[Page and application data records]
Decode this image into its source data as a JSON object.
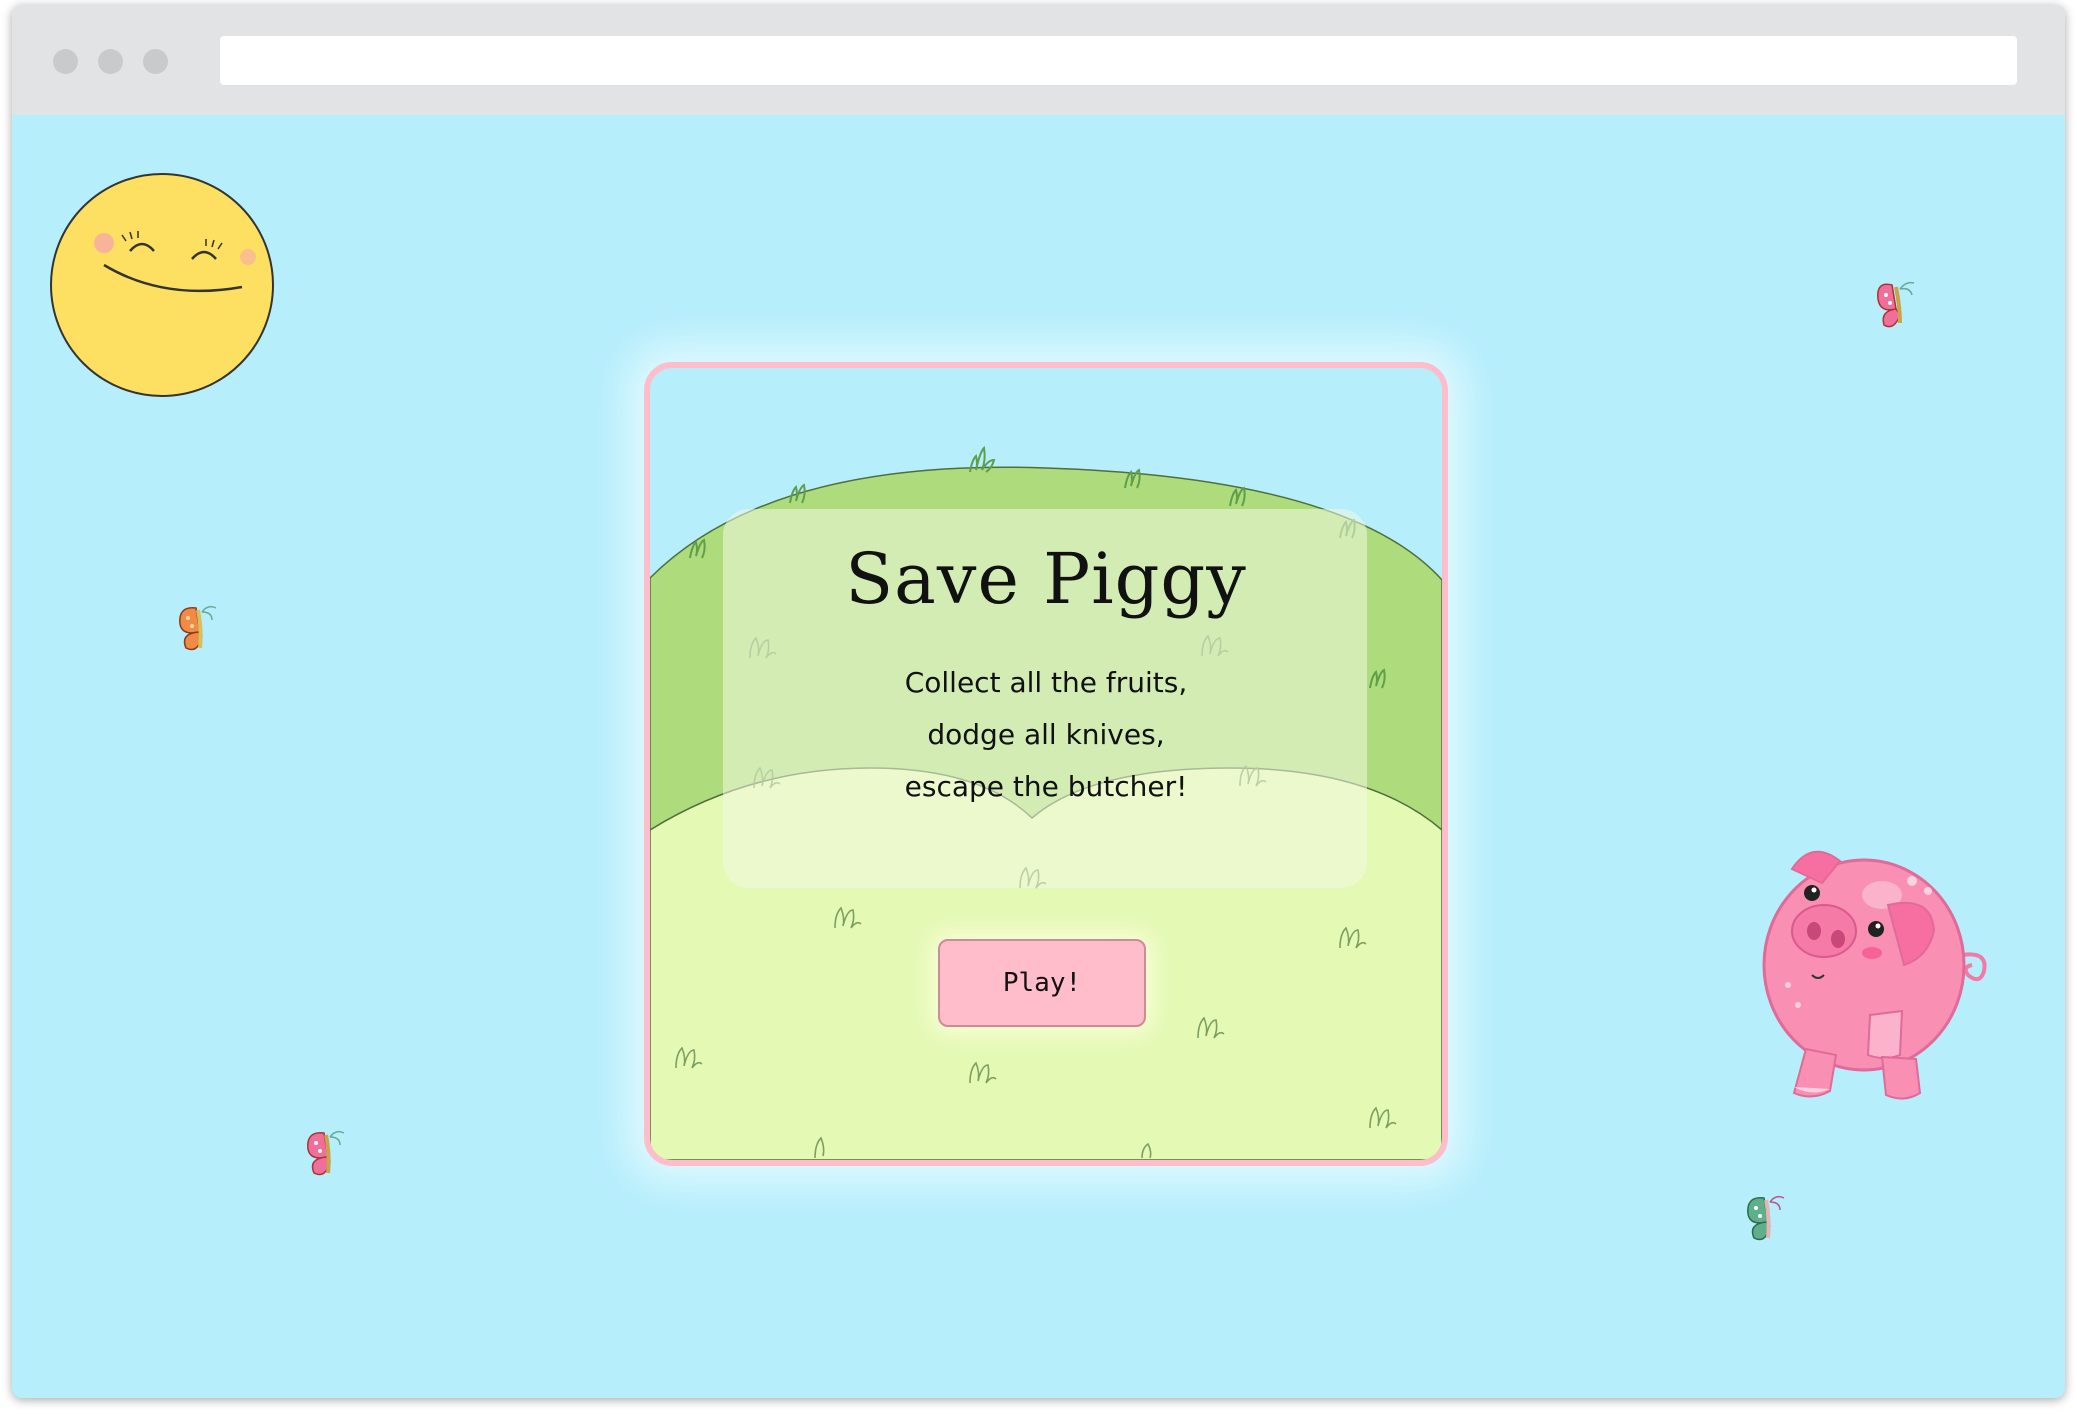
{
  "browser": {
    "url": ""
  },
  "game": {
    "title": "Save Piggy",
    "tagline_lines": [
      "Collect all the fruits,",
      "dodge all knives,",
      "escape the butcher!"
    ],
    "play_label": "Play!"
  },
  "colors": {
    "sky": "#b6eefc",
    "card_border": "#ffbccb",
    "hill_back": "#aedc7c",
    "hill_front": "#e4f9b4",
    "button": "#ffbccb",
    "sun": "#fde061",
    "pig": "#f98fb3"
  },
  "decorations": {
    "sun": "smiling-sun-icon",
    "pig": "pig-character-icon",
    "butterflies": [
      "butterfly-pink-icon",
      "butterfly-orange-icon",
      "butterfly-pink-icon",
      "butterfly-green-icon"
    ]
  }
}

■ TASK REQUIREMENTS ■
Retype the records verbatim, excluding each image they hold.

■ OUTPUT FOR THIS EXERCISE ■
Decode this image into its source data as a JSON object.
{
  "browser": {
    "url": ""
  },
  "game": {
    "title": "Save Piggy",
    "tagline_lines": [
      "Collect all the fruits,",
      "dodge all knives,",
      "escape the butcher!"
    ],
    "play_label": "Play!"
  },
  "colors": {
    "sky": "#b6eefc",
    "card_border": "#ffbccb",
    "hill_back": "#aedc7c",
    "hill_front": "#e4f9b4",
    "button": "#ffbccb",
    "sun": "#fde061",
    "pig": "#f98fb3"
  },
  "decorations": {
    "sun": "smiling-sun-icon",
    "pig": "pig-character-icon",
    "butterflies": [
      "butterfly-pink-icon",
      "butterfly-orange-icon",
      "butterfly-pink-icon",
      "butterfly-green-icon"
    ]
  }
}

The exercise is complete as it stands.